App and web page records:
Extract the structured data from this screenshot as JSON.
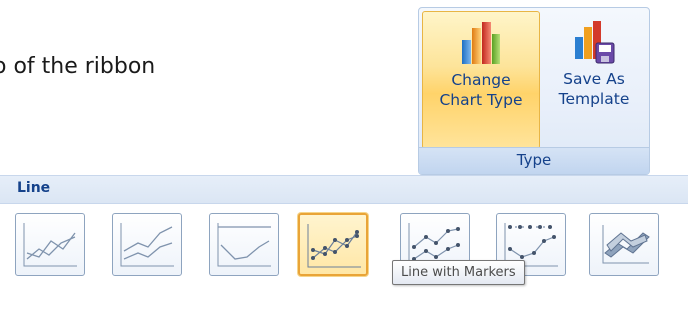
{
  "document": {
    "text": "o of the ribbon"
  },
  "ribbon_group": {
    "label": "Type",
    "buttons": [
      {
        "line1": "Change",
        "line2": "Chart Type",
        "icon": "bar-chart-icon",
        "state": "hover"
      },
      {
        "line1": "Save As",
        "line2": "Template",
        "icon": "save-chart-template-icon"
      }
    ]
  },
  "gallery": {
    "title": "Line",
    "items": [
      {
        "icon": "line-chart-icon"
      },
      {
        "icon": "stacked-line-chart-icon"
      },
      {
        "icon": "100-percent-stacked-line-chart-icon"
      },
      {
        "icon": "line-with-markers-chart-icon",
        "selected": true
      },
      {
        "icon": "stacked-line-with-markers-chart-icon"
      },
      {
        "icon": "100-percent-stacked-line-with-markers-chart-icon"
      },
      {
        "icon": "3d-line-chart-icon"
      }
    ]
  },
  "tooltip": {
    "text": "Line with Markers"
  },
  "colors": {
    "ribbon_text": "#15428b",
    "hover_border": "#e8b545",
    "tile_border": "#8ea4bf"
  }
}
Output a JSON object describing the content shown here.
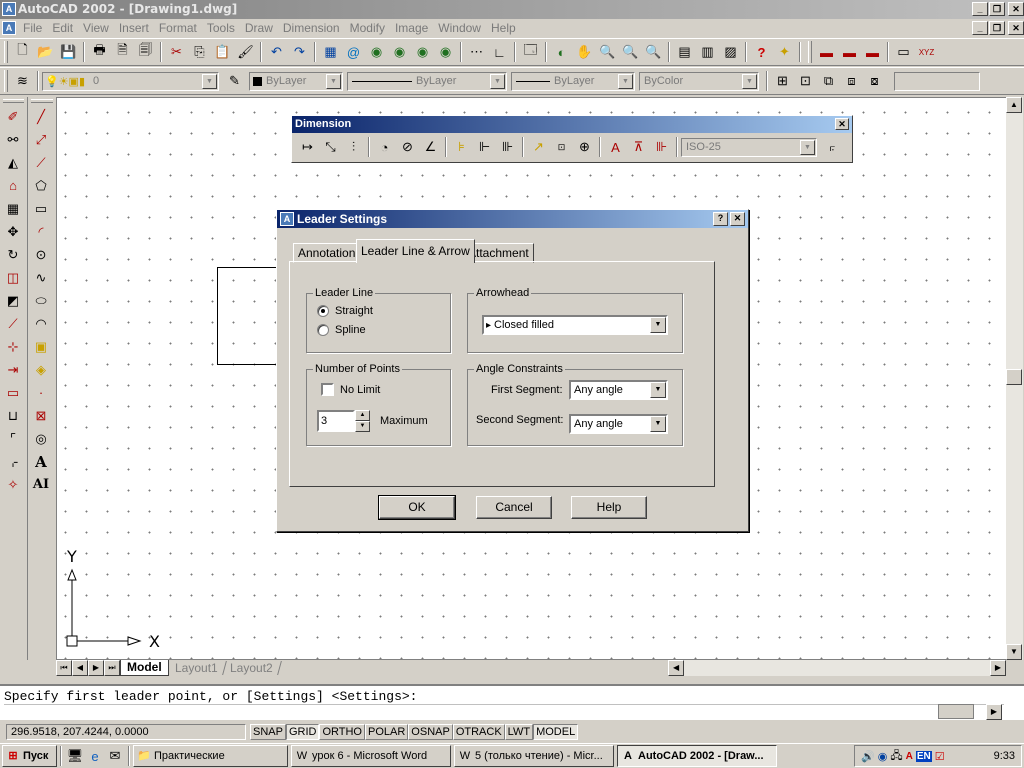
{
  "app": {
    "title": "AutoCAD 2002 - [Drawing1.dwg]",
    "icon": "autocad-icon",
    "window_buttons": [
      "_",
      "❐",
      "✕"
    ]
  },
  "menu": [
    "File",
    "Edit",
    "View",
    "Insert",
    "Format",
    "Tools",
    "Draw",
    "Dimension",
    "Modify",
    "Image",
    "Window",
    "Help"
  ],
  "properties": {
    "layer": "0",
    "color": "ByLayer",
    "linetype": "ByLayer",
    "lineweight": "ByLayer",
    "plotstyle": "ByColor"
  },
  "dimension_toolbar": {
    "title": "Dimension",
    "style_value": "ISO-25"
  },
  "dialog": {
    "title": "Leader Settings",
    "help_btn": "?",
    "close_btn": "✕",
    "tabs": [
      "Annotation",
      "Leader Line & Arrow",
      "Attachment"
    ],
    "active_tab": "Leader Line & Arrow",
    "leader_line": {
      "label": "Leader Line",
      "options": [
        "Straight",
        "Spline"
      ],
      "selected": "Straight"
    },
    "arrowhead": {
      "label": "Arrowhead",
      "value": "Closed filled"
    },
    "points": {
      "label": "Number of Points",
      "no_limit": "No Limit",
      "no_limit_checked": false,
      "value": "3",
      "maximum": "Maximum"
    },
    "angles": {
      "label": "Angle Constraints",
      "first_label": "First Segment:",
      "first_value": "Any angle",
      "second_label": "Second Segment:",
      "second_value": "Any angle"
    },
    "buttons": {
      "ok": "OK",
      "cancel": "Cancel",
      "help": "Help"
    }
  },
  "ucs": {
    "x": "X",
    "y": "Y"
  },
  "layout_tabs": [
    "Model",
    "Layout1",
    "Layout2"
  ],
  "active_layout": "Model",
  "command_line": "Specify first leader point, or [Settings] <Settings>:",
  "status": {
    "coords": "296.9518, 207.4244, 0.0000",
    "modes": [
      "SNAP",
      "GRID",
      "ORTHO",
      "POLAR",
      "OSNAP",
      "OTRACK",
      "LWT",
      "MODEL"
    ],
    "active_modes": [
      "GRID",
      "MODEL"
    ]
  },
  "taskbar": {
    "start": "Пуск",
    "tasks": [
      "Практические",
      "урок 6 - Microsoft Word",
      "5 (только чтение) - Micr...",
      "AutoCAD 2002 - [Draw..."
    ],
    "active_task": "AutoCAD 2002 - [Draw...",
    "tray_lang": "EN",
    "clock": "9:33"
  }
}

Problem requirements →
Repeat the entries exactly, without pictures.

Task response →
Extract the structured data from this screenshot as JSON.
{
  "document": {
    "text": "o of the ribbon"
  },
  "ribbon_group": {
    "label": "Type",
    "buttons": [
      {
        "line1": "Change",
        "line2": "Chart Type",
        "icon": "bar-chart-icon",
        "state": "hover"
      },
      {
        "line1": "Save As",
        "line2": "Template",
        "icon": "save-chart-template-icon"
      }
    ]
  },
  "gallery": {
    "title": "Line",
    "items": [
      {
        "icon": "line-chart-icon"
      },
      {
        "icon": "stacked-line-chart-icon"
      },
      {
        "icon": "100-percent-stacked-line-chart-icon"
      },
      {
        "icon": "line-with-markers-chart-icon",
        "selected": true
      },
      {
        "icon": "stacked-line-with-markers-chart-icon"
      },
      {
        "icon": "100-percent-stacked-line-with-markers-chart-icon"
      },
      {
        "icon": "3d-line-chart-icon"
      }
    ]
  },
  "tooltip": {
    "text": "Line with Markers"
  },
  "colors": {
    "ribbon_text": "#15428b",
    "hover_border": "#e8b545",
    "tile_border": "#8ea4bf"
  }
}
Output a JSON object describing the content shown here.
{
  "app": {
    "title": "AutoCAD 2002 - [Drawing1.dwg]",
    "icon": "autocad-icon",
    "window_buttons": [
      "_",
      "❐",
      "✕"
    ]
  },
  "menu": [
    "File",
    "Edit",
    "View",
    "Insert",
    "Format",
    "Tools",
    "Draw",
    "Dimension",
    "Modify",
    "Image",
    "Window",
    "Help"
  ],
  "properties": {
    "layer": "0",
    "color": "ByLayer",
    "linetype": "ByLayer",
    "lineweight": "ByLayer",
    "plotstyle": "ByColor"
  },
  "dimension_toolbar": {
    "title": "Dimension",
    "style_value": "ISO-25"
  },
  "dialog": {
    "title": "Leader Settings",
    "help_btn": "?",
    "close_btn": "✕",
    "tabs": [
      "Annotation",
      "Leader Line & Arrow",
      "Attachment"
    ],
    "active_tab": "Leader Line & Arrow",
    "leader_line": {
      "label": "Leader Line",
      "options": [
        "Straight",
        "Spline"
      ],
      "selected": "Straight"
    },
    "arrowhead": {
      "label": "Arrowhead",
      "value": "Closed filled"
    },
    "points": {
      "label": "Number of Points",
      "no_limit": "No Limit",
      "no_limit_checked": false,
      "value": "3",
      "maximum": "Maximum"
    },
    "angles": {
      "label": "Angle Constraints",
      "first_label": "First Segment:",
      "first_value": "Any angle",
      "second_label": "Second Segment:",
      "second_value": "Any angle"
    },
    "buttons": {
      "ok": "OK",
      "cancel": "Cancel",
      "help": "Help"
    }
  },
  "ucs": {
    "x": "X",
    "y": "Y"
  },
  "layout_tabs": [
    "Model",
    "Layout1",
    "Layout2"
  ],
  "active_layout": "Model",
  "command_line": "Specify first leader point, or [Settings] <Settings>:",
  "status": {
    "coords": "296.9518, 207.4244, 0.0000",
    "modes": [
      "SNAP",
      "GRID",
      "ORTHO",
      "POLAR",
      "OSNAP",
      "OTRACK",
      "LWT",
      "MODEL"
    ],
    "active_modes": [
      "GRID",
      "MODEL"
    ]
  },
  "taskbar": {
    "start": "Пуск",
    "tasks": [
      "Практические",
      "урок 6 - Microsoft Word",
      "5 (только чтение) - Micr...",
      "AutoCAD 2002 - [Draw..."
    ],
    "active_task": "AutoCAD 2002 - [Draw...",
    "tray_lang": "EN",
    "clock": "9:33"
  }
}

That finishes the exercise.